24″ x 18″ color poster map — This thing is gorgeous. The style of map here is very much like one of Tolkien’s hand drawn maps. The colors are crisp and the details are sharp. Watching my son take a look at it, he is drawn in immediately… looking for each tower, cave, and settlement. This is an impressive piece of work and it will enhance the gameplay. No, I don’t want to put this on the wall. I want to play a game with this!
Companion Map Booklet — Nothing fancy here. Just something to help you run your game. The color maps maybe didn’t translate to black and white as well… but I don’t care. I’m glad for the sort of sanity this injects in to my frantic attempts to manage a hectic game session.
12 Monster Cards — I had a set of something like this when I was a kid. (I bought ’em at Kaybee Toys along with some TSR microgames!) And yeah, the point is immediately obvious. I’ll say, “you walk around the corner and you see… this!” And then I’ll hold up the card. Oh, yeah. Mine came with a temporary tatoo. Heh.
The Whisper Vale Regional Setting Guide — This is the bare minimum you need to put the big poster map to work. The booklet is about forty pages long and it does not go overboard. It’s just a page or so on some towns and regional features… and then several pages of non-player characters and encounter charts. I can’t tell you if it’d be your thing or not, but it at least does not fall into the “failed novelist” genre of gaming materials! This is not the Forgotten Realms… and that’s fine by me.
Whisper and Venom — This is 76 pages of dungeon that’s only a day’s journey from the setting’s main settlement. Yes, that’s a Jeff Dee cover. The keyed areas begin with a very brief passage in italics that could be read aloud. This is followed with the usual game master information for the location. In my quick read through of this, the scenario strikes me as very much focused on fighting. The monsters are pretty well all new to me, so the various encounters do come off as being very different than my randomly generated dungeons. So while this is a traditional “hack and slash” adventure, it’s going to have a less derivative feel than the “orc / gelatinous cube / giant spider” sessions I just got done running.
Altogether, this looks like the work of a hobbyist that is knocking himself out making the coolest thing he could come up with. The retail box set that this stuff was produced for even came with custom miniatures. (Crazy!) This kind of lavish production should be familiar to anyone that’s supported something on Kickstarter in the past couple of years.
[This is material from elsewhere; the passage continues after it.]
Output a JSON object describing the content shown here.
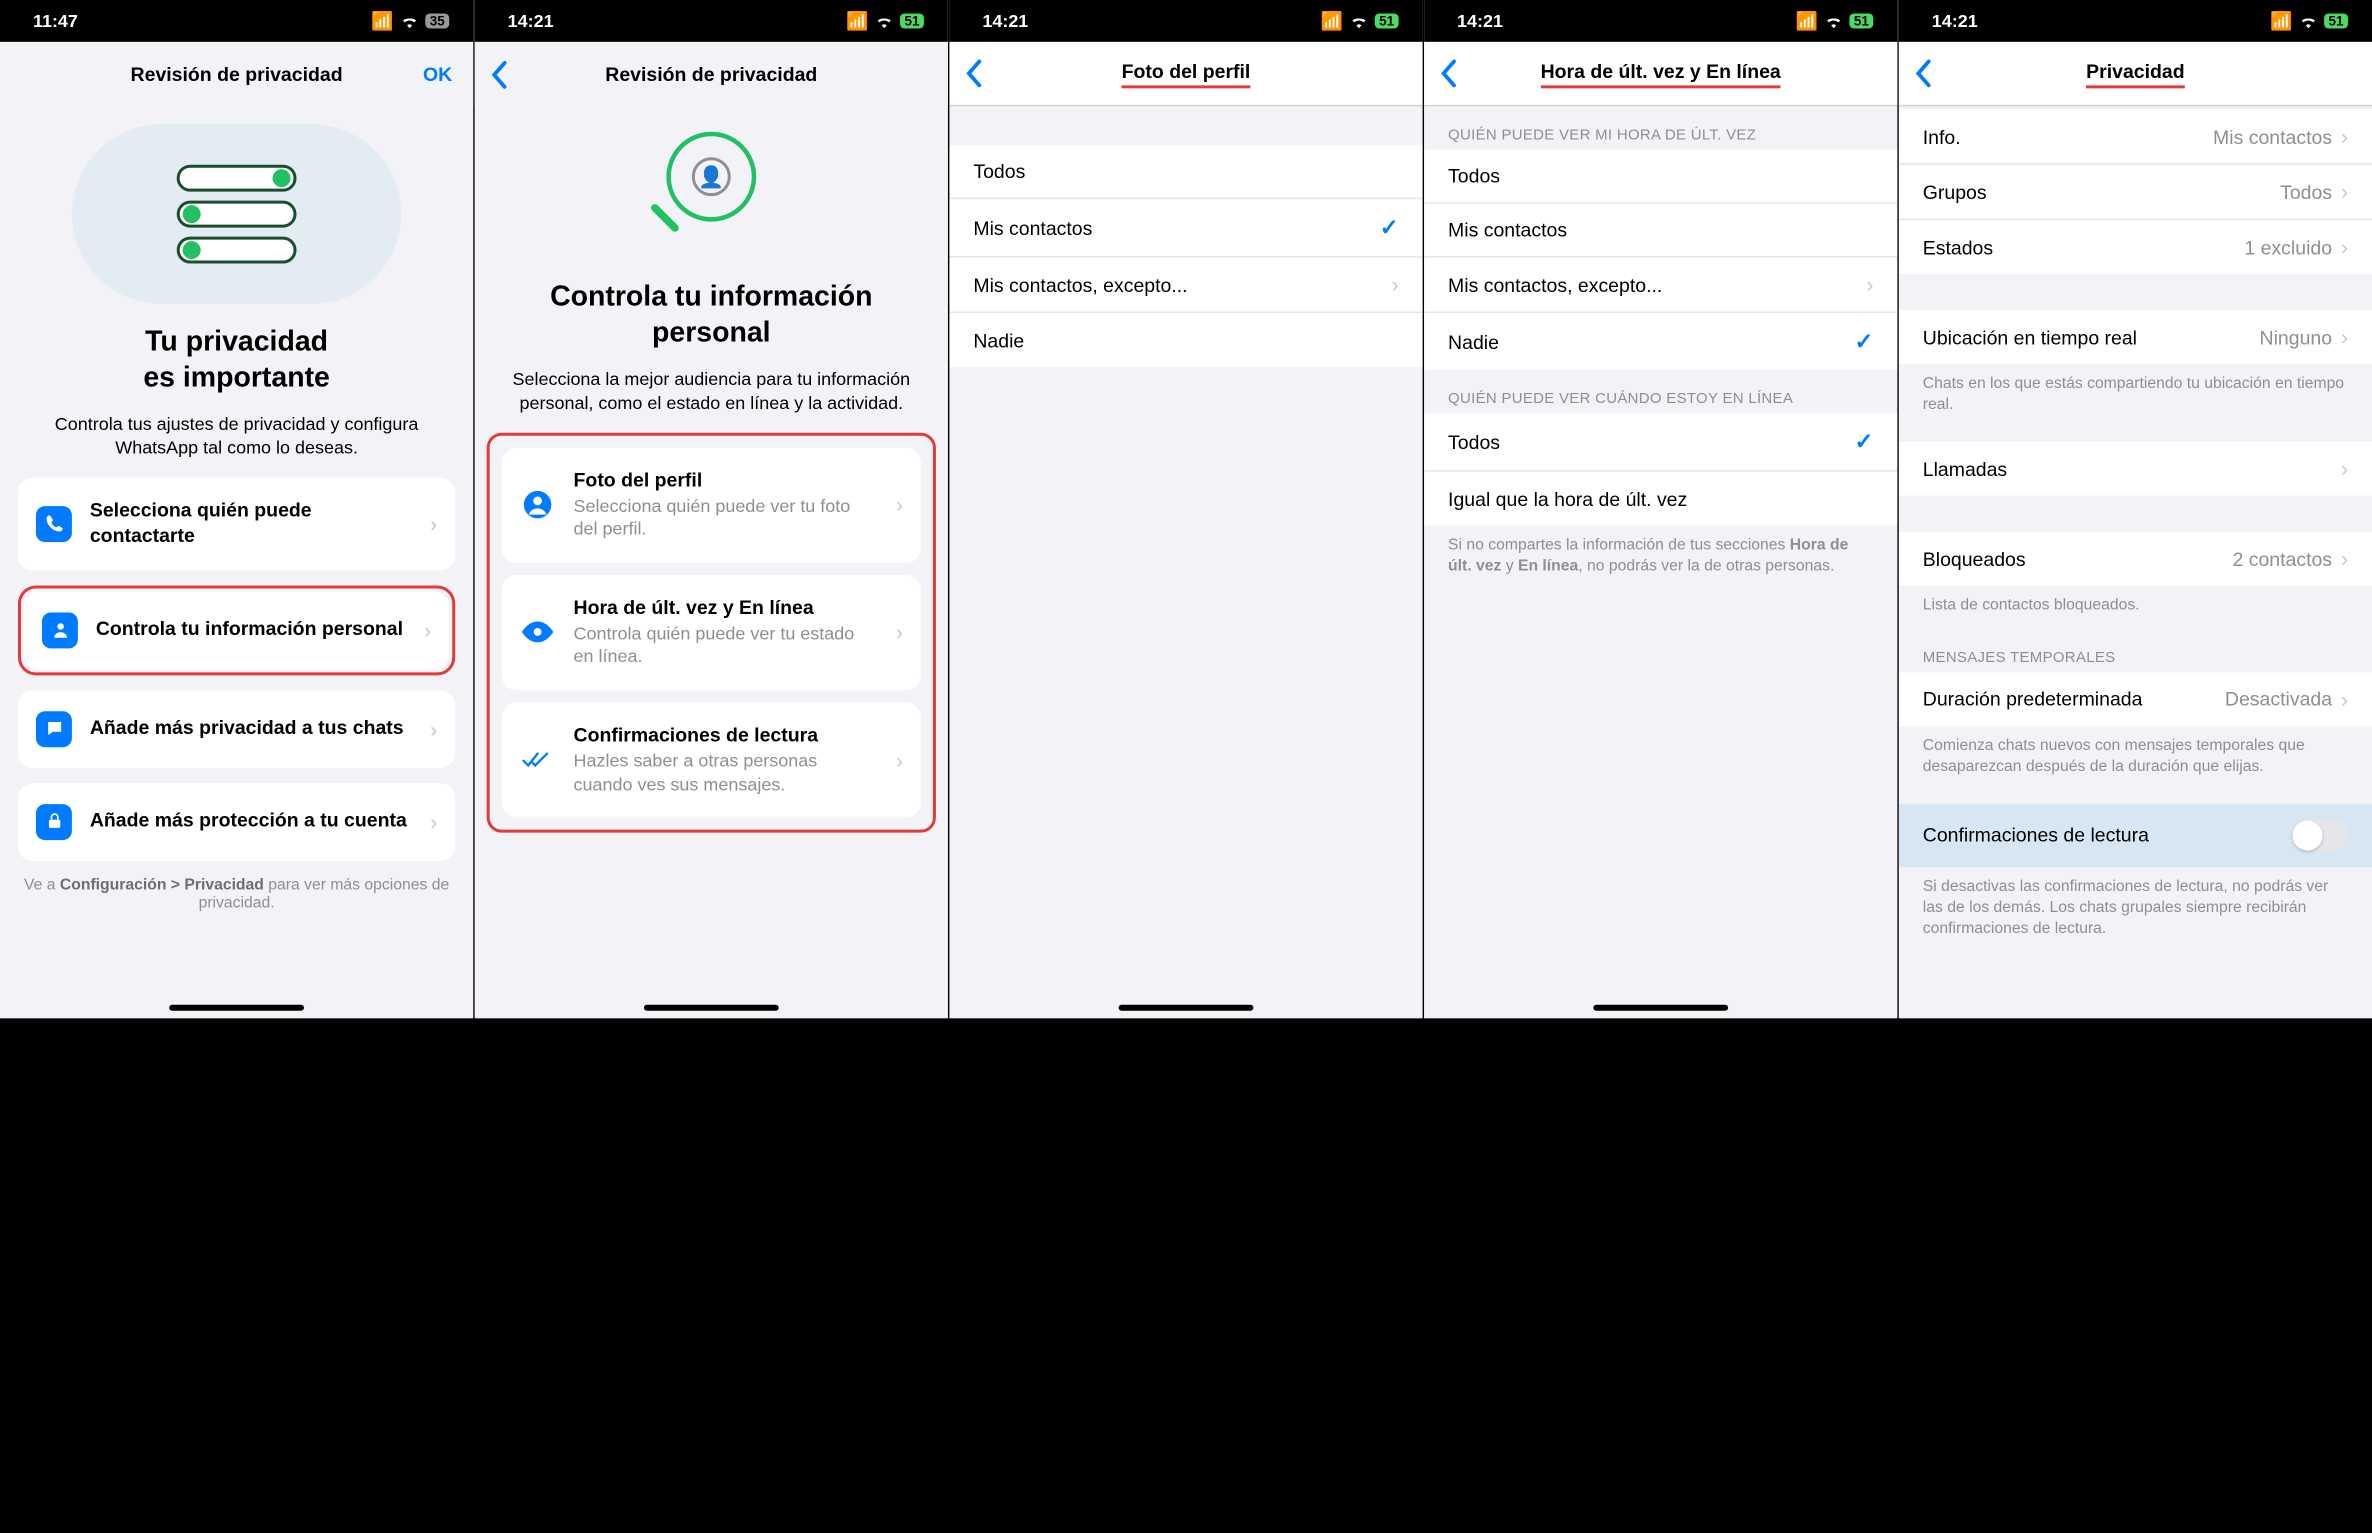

Yeah, I rant about that sort of thing occasionally. In this case, though, I glad somebody pulled this one off. More people putting their dream game together and making it a reality is a good thing in my book.
All of this fancy stuff costs money, though. And I tend to view roleplaying as being the cheapskate’s hobby myself. But unlike the last module I looked at from Lesser Gnome, this one is available in PDF format. So in this case, both cheapskates and folks that want all the frills got what they wanted. Check it out!